[Data records for software interfaces]

================================

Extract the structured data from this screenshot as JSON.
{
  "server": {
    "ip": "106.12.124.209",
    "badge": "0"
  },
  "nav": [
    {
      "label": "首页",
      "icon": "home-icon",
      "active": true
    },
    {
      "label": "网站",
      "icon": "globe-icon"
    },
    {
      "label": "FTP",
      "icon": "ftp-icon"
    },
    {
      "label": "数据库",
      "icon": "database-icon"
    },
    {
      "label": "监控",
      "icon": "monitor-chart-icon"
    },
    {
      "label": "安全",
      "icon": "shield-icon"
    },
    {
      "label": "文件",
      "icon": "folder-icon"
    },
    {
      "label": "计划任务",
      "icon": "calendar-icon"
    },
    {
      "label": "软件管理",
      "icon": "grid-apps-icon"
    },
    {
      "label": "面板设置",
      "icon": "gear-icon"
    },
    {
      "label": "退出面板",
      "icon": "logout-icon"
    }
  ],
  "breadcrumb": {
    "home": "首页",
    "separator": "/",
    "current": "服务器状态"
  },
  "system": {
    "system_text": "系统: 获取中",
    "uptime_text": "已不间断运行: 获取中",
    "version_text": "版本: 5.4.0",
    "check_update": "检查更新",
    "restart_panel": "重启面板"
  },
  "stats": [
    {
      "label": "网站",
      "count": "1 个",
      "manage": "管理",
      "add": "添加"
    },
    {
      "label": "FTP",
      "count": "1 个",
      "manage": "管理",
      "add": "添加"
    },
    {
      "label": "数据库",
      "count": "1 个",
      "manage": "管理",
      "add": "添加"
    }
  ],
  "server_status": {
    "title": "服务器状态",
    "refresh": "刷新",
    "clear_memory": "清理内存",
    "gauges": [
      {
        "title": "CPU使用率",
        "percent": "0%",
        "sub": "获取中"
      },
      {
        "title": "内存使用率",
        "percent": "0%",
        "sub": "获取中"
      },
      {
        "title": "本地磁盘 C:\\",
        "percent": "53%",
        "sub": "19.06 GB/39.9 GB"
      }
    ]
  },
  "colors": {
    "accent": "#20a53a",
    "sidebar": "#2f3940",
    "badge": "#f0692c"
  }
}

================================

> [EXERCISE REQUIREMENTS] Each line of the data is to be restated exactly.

> [OUTPUT BELOW]
Extract the structured data from this screenshot as JSON.
{
  "server": {
    "ip": "106.12.124.209",
    "badge": "0"
  },
  "nav": [
    {
      "label": "首页",
      "icon": "home-icon",
      "active": true
    },
    {
      "label": "网站",
      "icon": "globe-icon"
    },
    {
      "label": "FTP",
      "icon": "ftp-icon"
    },
    {
      "label": "数据库",
      "icon": "database-icon"
    },
    {
      "label": "监控",
      "icon": "monitor-chart-icon"
    },
    {
      "label": "安全",
      "icon": "shield-icon"
    },
    {
      "label": "文件",
      "icon": "folder-icon"
    },
    {
      "label": "计划任务",
      "icon": "calendar-icon"
    },
    {
      "label": "软件管理",
      "icon": "grid-apps-icon"
    },
    {
      "label": "面板设置",
      "icon": "gear-icon"
    },
    {
      "label": "退出面板",
      "icon": "logout-icon"
    }
  ],
  "breadcrumb": {
    "home": "首页",
    "separator": "/",
    "current": "服务器状态"
  },
  "system": {
    "system_text": "系统: 获取中",
    "uptime_text": "已不间断运行: 获取中",
    "version_text": "版本: 5.4.0",
    "check_update": "检查更新",
    "restart_panel": "重启面板"
  },
  "stats": [
    {
      "label": "网站",
      "count": "1 个",
      "manage": "管理",
      "add": "添加"
    },
    {
      "label": "FTP",
      "count": "1 个",
      "manage": "管理",
      "add": "添加"
    },
    {
      "label": "数据库",
      "count": "1 个",
      "manage": "管理",
      "add": "添加"
    }
  ],
  "server_status": {
    "title": "服务器状态",
    "refresh": "刷新",
    "clear_memory": "清理内存",
    "gauges": [
      {
        "title": "CPU使用率",
        "percent": "0%",
        "sub": "获取中"
      },
      {
        "title": "内存使用率",
        "percent": "0%",
        "sub": "获取中"
      },
      {
        "title": "本地磁盘 C:\\",
        "percent": "53%",
        "sub": "19.06 GB/39.9 GB"
      }
    ]
  },
  "colors": {
    "accent": "#20a53a",
    "sidebar": "#2f3940",
    "badge": "#f0692c"
  }
}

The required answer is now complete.